For nearly two thousand years, Silk Road land and sea routs — which created an “intercontinental think tank of human ingenuity” in terms of trade and communication — connected the Mediterranean to Persia, Indian to Japan, and many more places within Eurasia. Media technologies, such as the printing press, even found their way across these merchant paths some years ago. Today, now online, “The Silk Road Project takes inspiration from this age-old tradition of cross-cultural exchange.”


Yesterday’s Can You Help Me Now? Mobile Phones and Peacebuilding In Afghanistan panel at the United States Institute for Peace (USIP) showcased experts on Afghanistan from all walks of life—government officials, programmers, and even social media gurus.
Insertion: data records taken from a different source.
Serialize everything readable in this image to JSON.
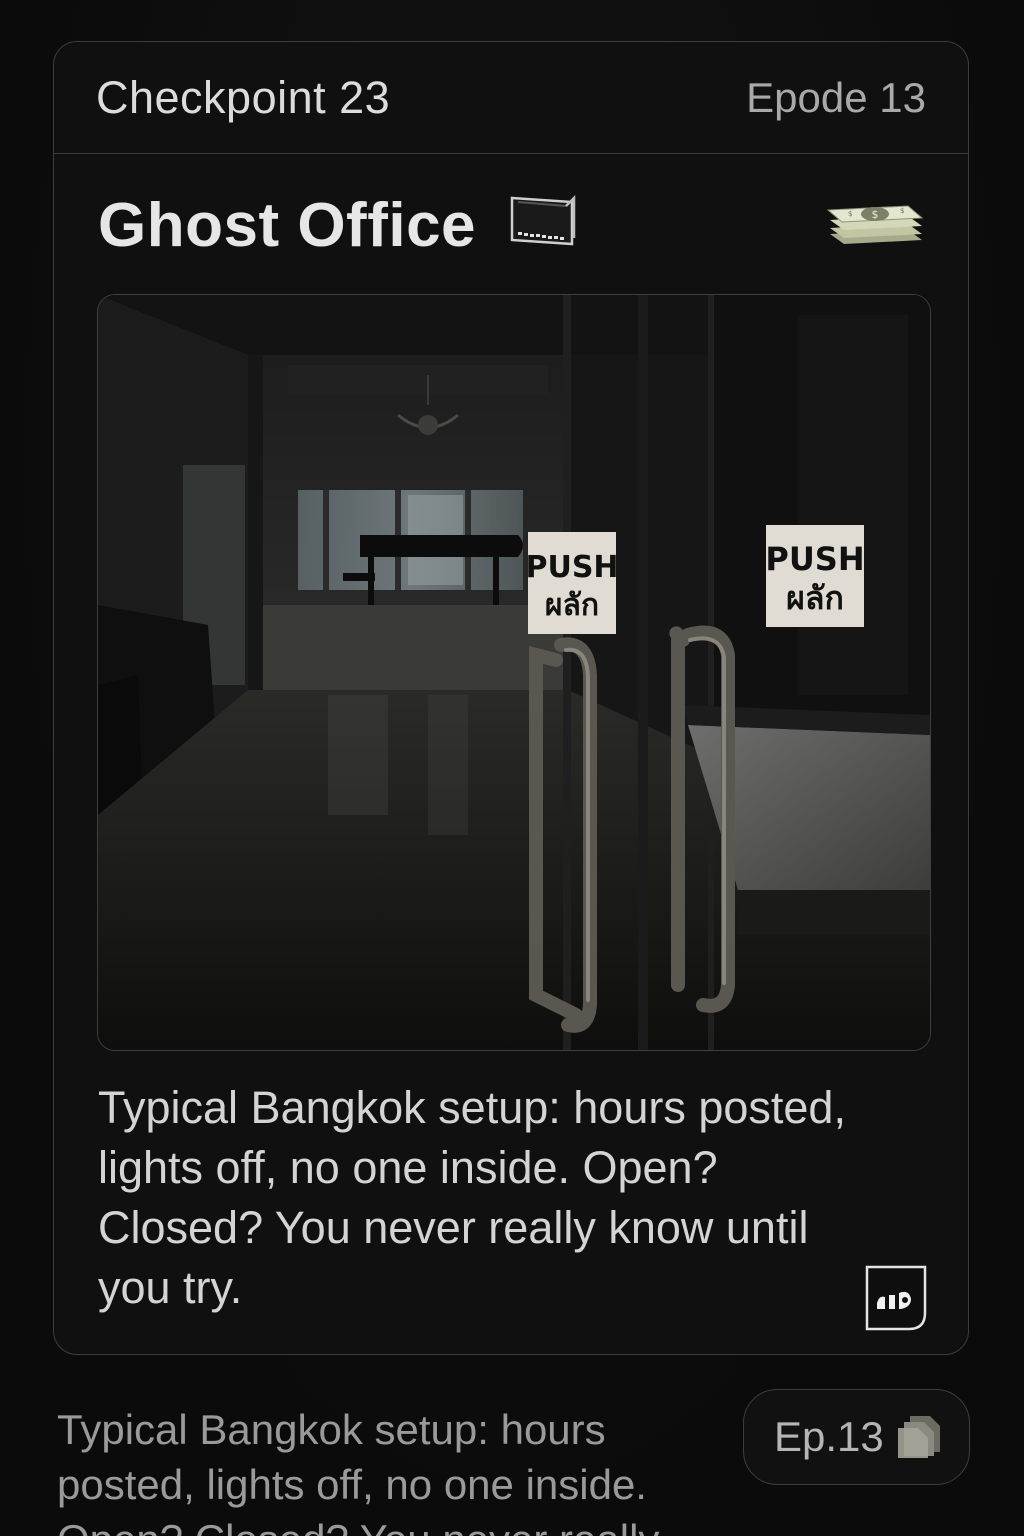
{
  "header": {
    "checkpoint": "Checkpoint 23",
    "episode": "Epode 13"
  },
  "post": {
    "title": "Ghost Office",
    "title_icon": "laptop-icon",
    "reward_icon": "cash-stack-icon",
    "photo": {
      "sign_left_line1": "PUSH",
      "sign_left_line2": "ผลัก",
      "sign_right_line1": "PUSH",
      "sign_right_line2": "ผลัก"
    },
    "caption": "Typical Bangkok setup: hours posted, lights off, no one inside. Open? Closed? You never really know until you try.",
    "badge_icon": "translate-badge-icon"
  },
  "footer": {
    "text": "Typical Bangkok setup: hours posted, lights off, no one inside. Open? Closed? You never really",
    "episode_pill": "Ep.13",
    "episode_pill_icon": "stack-icon"
  },
  "colors": {
    "background": "#0b0b0b",
    "card": "#101010",
    "border": "#3d3d3d",
    "text_primary": "#e6e6e6",
    "text_secondary": "#a9a9a9"
  }
}
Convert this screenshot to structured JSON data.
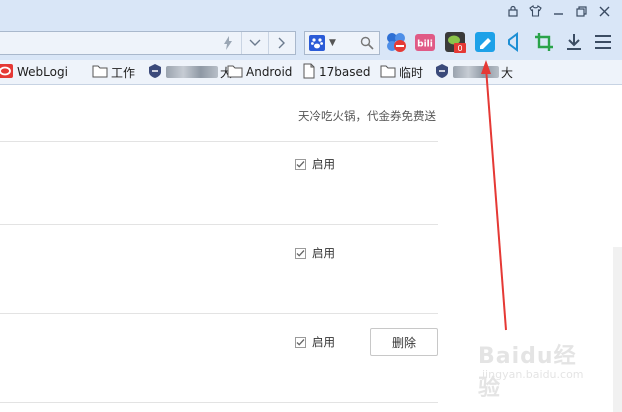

This event drew in a crowd of enthusiastic Twitterers using the hashtag #usipmobile, sharing questions and comments throughout the event and highlighting some of the key quotes of the day. Corresponding with the panel discussion, Twitter users tweeted about everything from improving governance (i.e. rule of law and anti-corruption) to countering extremism (i.e. media development and counter-insurgency) to delivery of essential services (i.e. education, health, agricultural development, and commerce).


It’s clear that technology is beginning to play a key role in social change. Look at the role crisis mapping software has played in coordinating earthquake response in Haiti, or the effect that social media such as Twitter have had on demanding government accountability in Iran. These examples and many more leave no doubt about the ever-increasing importance of technological innovation in a conflict-ridden world.

But how do we in the prepare ourselves to effectively embrace this reality? How do we critically examine new solutions and keep up with the rapid pace of technological development?

We believe a new kind of education is needed to address the challenges that exist in the world today. Introducing TechChange: the Institute for Technology and Social Change. TechChange will act as that critical and much-needed space for training leaders to leverage these emerging technologies for sustainable social change.

We’re planning a number of innovative online courses – courses that will be practical, flexible, and affordable, taught by leaders in the field, and unlike anything you’ve seen online to-date, but you’ll hear more about these later.